Gross, but this is also an interesting comparison: 

“The dead man was frozen through, “just as stiff as a dressed turkey you hang out to freeze,”…” (B.1, ch.9) 

My Antonia is a very good book. 

Monday 4 July 2022

Brief thoughts on Orson Welles’s Macbeth

The first thing that needs to be said is that Orson Welles makes quite a few changes: he removes blocks of text (making the film 107 minutes), reassigns lines to other speakers or moves them around, adds an element of voodoo to the witches, brings them back at the end of the film, depicts things that happen off-stage in Shakespeare’s play (such as Lady Macbeth’s suicide), lets some characters appear in scenes in which they aren’t present in the play (such as Macbeth in the sleepwalking scene), and so on.

Many of the changes work fine, better than the way Joel Coen plays around with the character of Ross in the 2021 film.  

The most significant changes are to do with the character of Lady Macbeth.
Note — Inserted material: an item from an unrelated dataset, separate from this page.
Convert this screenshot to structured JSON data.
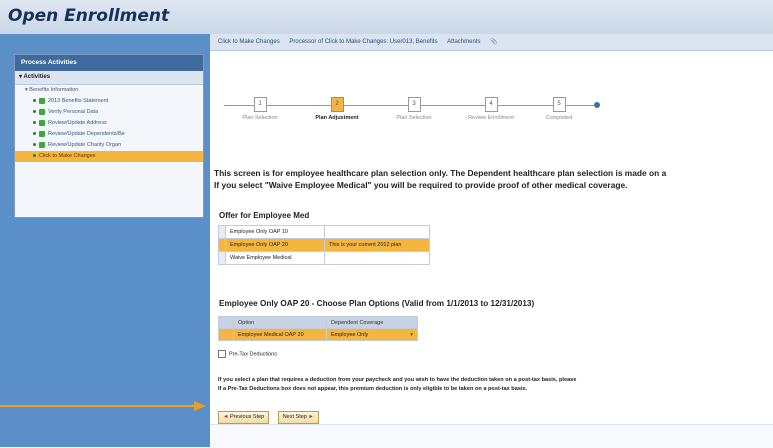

In the play, we can see that right from the beginning, Lady Macbeth thinks of murder in abstract terms and isn’t as strong as she seems—that’s why she has to summon spirits to “Unsex me here/ And fill me from the crown to the toe top-full/ Of direct cruelty”, that’s why she doesn’t do the killing herself and tries to justify it to herself—Lady Macbeth starts to break when she realises the enormity of what they have done. Macbeth and his wife gradually lose their minds as they’re further and further stepped in blood, and suffer torments of hell whilst on earth. 

In the 1948 film, Welles establishes a closer relationship between Lady Macbeth and Lady Macduff, and has both the Macbeths present when the Macduff family is getting killed. It seems as though the horrors of watching Lady Macduff and the children getting murdered are the final thing that pushes Lady Macbeth over the edge. 

This is an interesting choice and could work, if not for Jeanette Nolan. Judi Dench spoils you for other performances, but Jeanette Nolan really is not good as Lady Macbeth and has no intensity in her performance—after all, it’s her film debut. I can’t help wondering what Vivien Leigh would have done with the role, as she was Welles’s first choice though he didn’t ask her because he thought Laurence Olivier would not support it. And Vivien Leigh was a Shakespearean actress. 

As for Orson Welles as Macbeth, he’s quite good. He’s not on the level of Ian McKellen (who is?), but he’s conflicted, tortured, tormented—much better than Denzel Washington in the 2021 film.

One thing I find particularly interesting about the film is its clear influence on Joel Coen’s The Tragedy of Macbeth. Both films are in B&W; Welles’s film is in a studio and looks like a stage, Coen’s is filmed on a soundstage; both films take the expressionistic approach and embrace artifice; both films play with shadows, smoke, and water. Any more comparison would be unjust to Welles and his crew, as they had a relatively small budget and shot everything in 23 days, but I do think the atmosphere of the film is good. They make up for it with the use of sound.

Overall, this is an interesting film, with sadly a weak Lady Macbeth.